The noise was reportedly so loud that employees feared the roof was falling onto them. Stadium operator is trying to downplay the problem but it might end up being catastrophic.
For a week now Russian media are reporting major issues regarding Samara Arena. It began on February 17, when the stadium was evacuated immediately for unknown reasons. Unofficial information suggested a major structural issue. The case was most thoroughly described by Bloknot.ru, based on numerous sources.
Asked about the incident, representatives of Samara Arena GAU (operating company) have initially claimed that two cases of COVID-19 were confirmed and contained. So, basically, “nothing to see here, move along”. Asked whether the roof had cracked, a representative reportedly burst with laughter, denying the claim.
But then Bloknot.ru obtained photos of a detached horizontal beam, torn from the mounts. It then became clear that the company had been lying in an attempt to downplay the situation. On the rendering below we’re showing which element was show to have cracked. Keep in mind, this is only a visual aid. Even Bloknot.ru decided not to indicate in which section of the stadium this had happened, fearing this could reveal the identity of the informant.
As has been confirmed since, there were two horizontal beams that gave way at the same time, both visible from outside the stadium, at the basis of the stadium’s dome. According to testimonies from people on site at the time, the noise was so loud that they feared a portion of the stadium could be falling.
Finally, Samara Arena GAU director Vitaliy Ivanov released a statement, confirming that a ‘defect’ of the roof was spotted. Below is the content of that message:
“At Samara Arena stadium, a complex of works is carried out daily to prepare the facility for the resumption of the football season in March. Among other things, specialists check and launch various systems, inspect premises, various structures, and elements of the stadium. During a following inspection, defects of horizontal metal structures were revealed. The revealed defects will be analysed by experts who will give a professional assessment and conclusion.”
What’s next for Samara Arena?
The operator showed no hesitation and put the blame on Samara Arena’s general contractor, PSO Kazan. No wonder, conflicts between the investor and contractor began early into the construction phase, when drastic increases in cost resulted in numerous cost-cutting measures.
As it happens, on March 1 Russia’s Arbitration Tribunal will hear the case of this project. PSO Kazan is the defendant, blamed by Samara Arena GAU for some 370 defects or shortcomings. The operator demands all of the work to be carried out as part of PSO Kazan’s warrantee.
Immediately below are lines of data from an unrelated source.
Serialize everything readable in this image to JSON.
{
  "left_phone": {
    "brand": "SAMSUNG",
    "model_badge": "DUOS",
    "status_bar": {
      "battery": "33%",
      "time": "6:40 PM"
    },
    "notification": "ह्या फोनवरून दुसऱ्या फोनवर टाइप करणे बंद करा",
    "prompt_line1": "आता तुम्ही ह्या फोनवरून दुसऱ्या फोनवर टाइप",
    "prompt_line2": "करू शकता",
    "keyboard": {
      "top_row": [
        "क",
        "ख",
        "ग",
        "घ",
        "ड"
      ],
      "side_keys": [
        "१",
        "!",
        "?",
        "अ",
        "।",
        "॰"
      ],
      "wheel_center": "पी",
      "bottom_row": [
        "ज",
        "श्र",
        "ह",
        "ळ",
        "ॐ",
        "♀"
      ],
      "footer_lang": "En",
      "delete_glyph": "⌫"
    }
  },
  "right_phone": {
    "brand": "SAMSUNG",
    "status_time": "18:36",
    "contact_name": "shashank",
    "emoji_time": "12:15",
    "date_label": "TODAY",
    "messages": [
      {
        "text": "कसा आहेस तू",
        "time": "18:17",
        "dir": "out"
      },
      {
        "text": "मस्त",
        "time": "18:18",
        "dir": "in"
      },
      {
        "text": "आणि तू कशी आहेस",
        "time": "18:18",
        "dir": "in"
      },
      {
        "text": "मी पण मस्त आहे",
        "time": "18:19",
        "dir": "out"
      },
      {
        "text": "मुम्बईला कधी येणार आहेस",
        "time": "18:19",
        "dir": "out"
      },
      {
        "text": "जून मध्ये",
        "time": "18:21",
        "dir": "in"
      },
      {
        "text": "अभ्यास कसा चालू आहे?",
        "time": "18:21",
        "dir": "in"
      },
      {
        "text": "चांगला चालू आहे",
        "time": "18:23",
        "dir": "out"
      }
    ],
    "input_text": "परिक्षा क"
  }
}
It remains unclear what exactly caused the cracks or how they will impact the roof’s stability. A variety of factors may have been in play, from faulty calculations, through the dome’s non-compliance with the design or poor quality of steel, to even sudden changes in temperature, which change the properties of steel.
Experts asked by Bloknot.ru suggest the issue is very serious and requires caution. Conclusions won’t come soon enough, though. On March 6 Krylya Sovetov will take on Moscow’s Chernatovo in their second league game. Up to 5,000 free tickets are to be distributed for the event. As of writing this, the hosts showed no indication of relocation of the game. Should that happen, Krylya Sovetov have Metallurg Stadion at their disposal. Claims of the match being switched to Mordovia Arena have also surfaced.